Feedback Functions

Feedback functions provide a new method for augmenting human feedback. These functions generally use LLM-generated text as input with metadata and return a score. Feedback functions can be built with simple rule-based systems or discriminatory machine learning models such as the ones used for sentiment analysis, explicit feedback from humans (e.g., thumbs up/ thumbs down), or even another LLM. The following example shows a feedback function in action.


Image Credits – Truera

Once the functions are created, they can be used to test and evaluate the models while they are being developed. They can also be integrated with the application’s inferencing capabilities to enable monitoring at scale. This enables segmentation and tracking of the LLM performance over different LLM versions, as shown below.


Image Credits – Johannes Jolkkonen YouTube

Let’s look at some of the out-of-the-box feedback functions and their relevant usages,

  • Language match: This function checks the language match between the prompt and the response. Generally, a natural user will expect the response to be in the same language as the prompt, and this function is useful for checking this. It calls a HuggingFace API behind the scenes to programmatically check for the language match.
  • Response relevance: This function is useful for checking how relevant the response is to the prompt by utilizing an OpenAI LLM that is prompted to generate a relevance score. There’s also a variation of this function that enables chain-of-thought (CoT) reasoning, which outputs the reasons behind the score produced.
  • Context relevance: Similar to the response function, this too uses an OpenAI chat completion model to check the relevance of the context of the answer to its question. This function also provides a CoT reasoning variant.
  • Groundedness: This function validates if the answer is grounded in its provided source content and uses an LLM provider to achieve this. This is useful for evaluating whether the developed LLM application is hallucinating or staying true to its source material.

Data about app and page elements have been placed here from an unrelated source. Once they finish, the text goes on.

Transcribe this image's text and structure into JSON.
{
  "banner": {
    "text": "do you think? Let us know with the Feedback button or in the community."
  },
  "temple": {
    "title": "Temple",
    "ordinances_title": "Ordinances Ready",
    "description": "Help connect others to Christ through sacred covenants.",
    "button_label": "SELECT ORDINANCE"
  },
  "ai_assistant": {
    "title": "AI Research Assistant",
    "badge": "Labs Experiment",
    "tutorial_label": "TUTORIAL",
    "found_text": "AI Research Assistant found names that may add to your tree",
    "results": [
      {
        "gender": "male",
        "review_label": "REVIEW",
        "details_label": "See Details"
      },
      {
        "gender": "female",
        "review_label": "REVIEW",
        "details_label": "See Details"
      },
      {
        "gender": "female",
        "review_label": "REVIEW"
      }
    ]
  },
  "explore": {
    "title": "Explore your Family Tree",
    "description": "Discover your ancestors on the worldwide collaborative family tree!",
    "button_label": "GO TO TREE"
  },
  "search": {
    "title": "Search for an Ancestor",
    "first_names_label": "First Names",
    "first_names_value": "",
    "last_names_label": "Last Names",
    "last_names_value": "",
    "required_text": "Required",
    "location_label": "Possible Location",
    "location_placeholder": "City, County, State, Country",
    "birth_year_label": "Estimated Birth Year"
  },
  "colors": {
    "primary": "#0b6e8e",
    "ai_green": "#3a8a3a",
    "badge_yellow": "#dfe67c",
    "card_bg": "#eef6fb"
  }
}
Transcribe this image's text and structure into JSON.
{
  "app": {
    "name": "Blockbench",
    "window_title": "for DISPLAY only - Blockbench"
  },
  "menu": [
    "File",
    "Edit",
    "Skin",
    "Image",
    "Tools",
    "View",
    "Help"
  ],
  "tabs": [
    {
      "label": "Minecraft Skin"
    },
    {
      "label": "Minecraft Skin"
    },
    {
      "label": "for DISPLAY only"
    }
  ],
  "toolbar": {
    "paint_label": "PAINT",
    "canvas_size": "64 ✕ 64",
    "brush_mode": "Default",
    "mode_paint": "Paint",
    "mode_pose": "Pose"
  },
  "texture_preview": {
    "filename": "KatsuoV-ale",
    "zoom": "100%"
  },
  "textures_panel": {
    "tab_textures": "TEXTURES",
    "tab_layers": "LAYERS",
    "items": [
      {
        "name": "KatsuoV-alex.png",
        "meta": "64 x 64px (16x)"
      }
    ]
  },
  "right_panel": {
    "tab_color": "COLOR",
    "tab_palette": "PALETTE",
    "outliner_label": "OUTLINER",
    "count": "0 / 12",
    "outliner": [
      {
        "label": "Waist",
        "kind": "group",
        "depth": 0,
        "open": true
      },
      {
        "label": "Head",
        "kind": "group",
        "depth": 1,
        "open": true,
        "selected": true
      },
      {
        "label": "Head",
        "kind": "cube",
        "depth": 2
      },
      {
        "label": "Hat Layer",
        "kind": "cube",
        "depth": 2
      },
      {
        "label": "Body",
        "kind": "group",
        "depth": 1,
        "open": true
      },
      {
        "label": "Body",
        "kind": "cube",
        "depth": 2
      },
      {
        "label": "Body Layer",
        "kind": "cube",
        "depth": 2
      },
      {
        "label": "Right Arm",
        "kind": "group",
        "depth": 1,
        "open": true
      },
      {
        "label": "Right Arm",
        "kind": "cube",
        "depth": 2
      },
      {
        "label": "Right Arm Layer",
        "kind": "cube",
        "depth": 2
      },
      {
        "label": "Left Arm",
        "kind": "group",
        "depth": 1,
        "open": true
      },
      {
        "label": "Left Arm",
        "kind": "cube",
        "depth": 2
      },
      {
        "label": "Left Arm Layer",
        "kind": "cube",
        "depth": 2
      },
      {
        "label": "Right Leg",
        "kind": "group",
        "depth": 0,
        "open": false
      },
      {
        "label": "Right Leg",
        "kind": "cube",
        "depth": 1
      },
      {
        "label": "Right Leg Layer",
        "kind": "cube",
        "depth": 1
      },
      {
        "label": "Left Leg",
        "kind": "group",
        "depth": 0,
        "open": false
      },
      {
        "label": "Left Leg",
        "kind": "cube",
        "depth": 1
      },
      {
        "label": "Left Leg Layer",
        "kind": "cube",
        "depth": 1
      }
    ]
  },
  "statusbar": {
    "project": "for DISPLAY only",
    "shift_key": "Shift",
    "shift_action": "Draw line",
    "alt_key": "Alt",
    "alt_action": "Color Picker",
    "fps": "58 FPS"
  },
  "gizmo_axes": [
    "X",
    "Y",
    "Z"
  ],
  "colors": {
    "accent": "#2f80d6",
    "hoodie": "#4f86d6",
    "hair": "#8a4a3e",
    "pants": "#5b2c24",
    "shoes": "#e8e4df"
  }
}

The full list of stock feedback functions can be found here. TruLens’s ultimate goal is to enable developers to take advantage of such feedback functions to evaluate LLM applications at scale. The ability to quantitatively assess and evaluate each version of an LLM enhances the LLMOps workflow, ultimately helping to produce more relevant, high-quality LLM applications.

Trulens Cost

One practical consideration when using TruLens is its cost. It is important to check when feedback functions utilized in the workflow rely on invoking other LLMs over APIs. When utilizing such functions, a cost-benefit analysis needs to be conducted to see if the added benefit of detecting issues with accuracy and fairness is worth it. A few ways to overcome the cost issue include,

  • Only utilizing feedback functions that rely on free implementations available from OpenAI and HuggingFace.
  • In some cases, relying on a suite of comprehensive lower-cost feedback functions can provide deeper insights than an individual higher-quality one.
  • Over time, TruLens expects more feedback functions to be incorporated that integrate low-cost mechanisms, such as using previous-generation BERT-style foundation models and simpler rule-based systems. Using such functions can also help reduce costs.